Such socialisation and fan meet-ups have a long history – the first Worldcon was held in 1939. Charities exist for sending fans with limited means or those from under-represented groups to conventions around the world. There are even conventions for convention runners (but only if you are a Secret Master of Fandom. Behind the images of convention-goers dressed as cheerful-looking anime, television or film characters is an established community.

Conventions, the industry and fans.

There are two broad types of fan convention. The commercially run enterprise is run with profit in mind – these events tend to be large, well-publicised events such as San Diego Comicon, GenCon and PAX. Subsidiary events often attract industry professionals, while large conventions are often used as a springboard to release new work or products.

For example, Comicon is now where companies like LucasArts showcase forthcoming work: this year they treated 6,000 fans to a free outdoor concert, new reveals about the forthcoming Star Wars film, and guest star appearances from the cast. Similarly, E3, GDC and Gamescom bring together industry professionals, journalists and fans for a weekend of new games announcements, publicity and promotions. They are cheerful and noisy events, known for huge queues, freebies and panels featuring guest speakers and celebrities. The gender split of attendees at Comicon was equal this year at 49% each (the remaining 2% made up of non-binary attendees).

It’s all about the fans

Fan-run conventions such as Worldcon, which hosts the science fiction Oscars each year in the form of the Hugo Awards, are no less riotous, but on a rather different scale. Worldcon is typical of these conventions in that it is entirely run by volunteers. Unusually, the location of Worldcon changes each year, as voted for by attendees, so teams bid in advance to host subsequent events and run lengthy election campaigns.

Fan-run conventions focus more on showcasing a mixture of authors, creative experts and fans, with often extensive programmes where attendees can see everything from authors playing and recommending their favourite boardgames, to discussions on diversity and representation in fan fiction, to readings and signings by people at the top of their field. The lower attendance figures allow for a more intimate setting where guests, speakers and fans can mingle.

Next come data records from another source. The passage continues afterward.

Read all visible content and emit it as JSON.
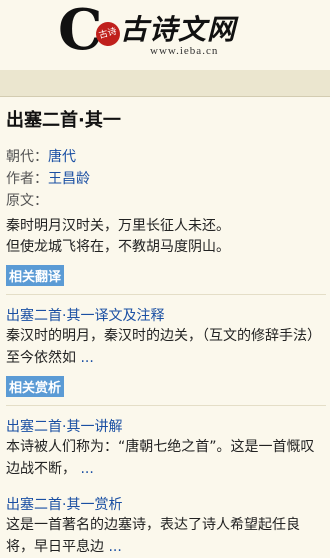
{
  "header": {
    "seal_text": "古诗",
    "logo_text": "古诗文网",
    "url": "www.ieba.cn"
  },
  "poem": {
    "title": "出塞二首·其一",
    "dynasty_label": "朝代：",
    "dynasty": "唐代",
    "author_label": "作者：",
    "author": "王昌龄",
    "text_label": "原文：",
    "lines": [
      "秦时明月汉时关，万里长征人未还。",
      "但使龙城飞将在，不教胡马度阴山。"
    ]
  },
  "translation_section": {
    "label": "相关翻译",
    "items": [
      {
        "title": "出塞二首·其一译文及注释",
        "snippet": "秦汉时的明月，秦汉时的边关，（互文的修辞手法）至今依然如",
        "more": "..."
      }
    ]
  },
  "analysis_section": {
    "label": "相关赏析",
    "items": [
      {
        "title": "出塞二首·其一讲解",
        "snippet": "本诗被人们称为：“唐朝七绝之首”。这是一首慨叹边战不断，",
        "more": "..."
      },
      {
        "title": "出塞二首·其一赏析",
        "snippet": "这是一首著名的边塞诗，表达了诗人希望起任良将，早日平息边",
        "more": "..."
      }
    ]
  }
}
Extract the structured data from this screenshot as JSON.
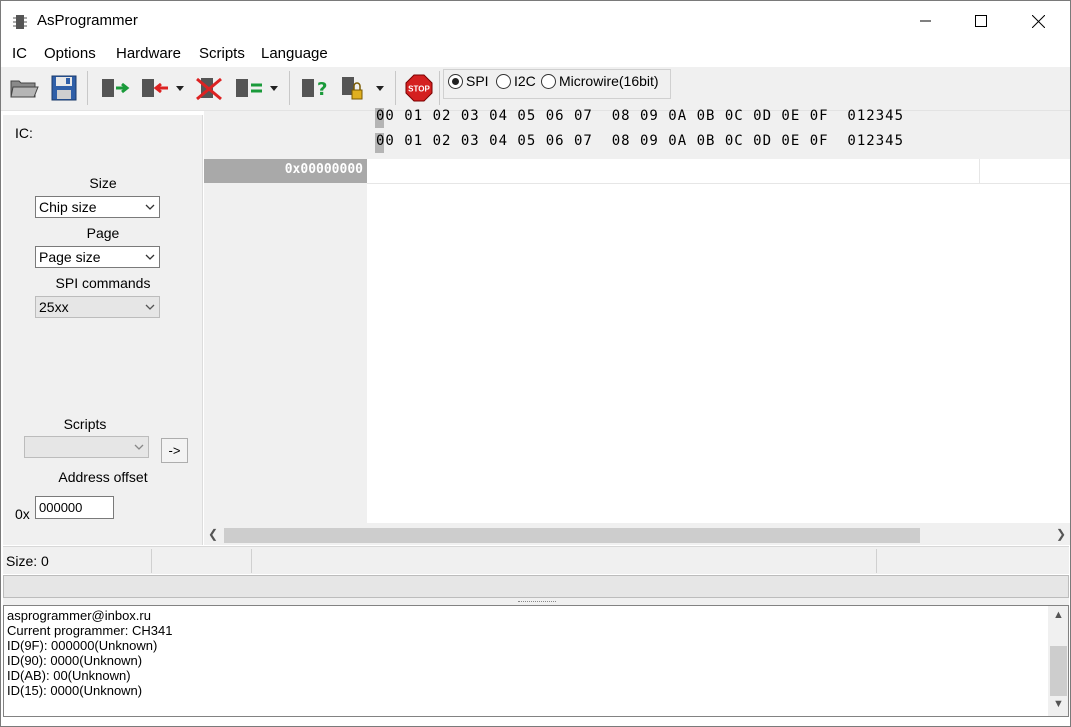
{
  "window": {
    "title": "AsProgrammer"
  },
  "menu": [
    "IC",
    "Options",
    "Hardware",
    "Scripts",
    "Language"
  ],
  "toolbar": {
    "buttons": [
      "open-file",
      "save-file",
      "read",
      "write",
      "erase",
      "verify",
      "read-id",
      "lock",
      "stop"
    ],
    "stop_label": "STOP",
    "protocols": [
      {
        "label": "SPI",
        "selected": true
      },
      {
        "label": "I2C",
        "selected": false
      },
      {
        "label": "Microwire(16bit)",
        "selected": false
      }
    ]
  },
  "left_panel": {
    "ic_label": "IC:",
    "size_label": "Size",
    "size_value": "Chip size",
    "page_label": "Page",
    "page_value": "Page size",
    "spi_commands_label": "SPI commands",
    "spi_commands_value": "25xx",
    "scripts_label": "Scripts",
    "scripts_value": "",
    "scripts_go": "->",
    "address_offset_label": "Address offset",
    "address_prefix": "0x",
    "address_offset_value": "000000"
  },
  "hex": {
    "header_row_1": "00 01 02 03 04 05 06 07  08 09 0A 0B 0C 0D 0E 0F  012345",
    "header_row_2": "00 01 02 03 04 05 06 07  08 09 0A 0B 0C 0D 0E 0F  012345",
    "first_address": "0x00000000"
  },
  "status": {
    "size_text": "Size: 0"
  },
  "log": {
    "lines": [
      "asprogrammer@inbox.ru",
      "Current programmer: CH341",
      "ID(9F): 000000(Unknown)",
      "ID(90): 0000(Unknown)",
      "ID(AB): 00(Unknown)",
      "ID(15): 0000(Unknown)"
    ]
  }
}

Conventions of all shapes and forms are an increasingly important element of fandom – after all, getting together with several thousand like-minded people with the added incentive of parties, meets, talks and discussions by respected and creative people seems like a recipe for enjoyment.

For gaming events such as Quakecon, it’s also the opportunity to play and compete against people who attendees may have known for years, but never met in person. Mainstream sports fans will also recognise the value of watching those at the very top of their game play competitively.

Competitive gaming is a big part of gaming conventions, with big cash prizes. viagallery, CC BY

Online and Real Worlds Collide

The amount of convention-goers continues to grow as fans reach out to each other worldwide. This is partly driven by a feeling of deep reciprocity among fans: that attending is “giving back” to the community. And it’s for this same reason that ructions like #gamergate and others are so alarming for the community in question.

The Hugos are currently the subject of huge controversy after two groups of right-wing authors managed to influence the nominations by releasing a recommended reading list, and having supporters block vote for these authors. Destablising such niche and esoteric groups causes great alarm, as fans realise that despite their shared experiences and interests, their cultural values and perceptions of the world may differ wildly.

It’s comforting to regard fandom as one large, happy, geeky family, but the growing care and attention given by conference runners to their Codes of Conduct also speaks of a group very much aware of the need to make no assumptions about others, and to provide clear guidelines for behaviour within the convention. While conventions continue to grow and provide exciting places for fans to meet and share experiences, it’s unwise to regard them are utopian spaces.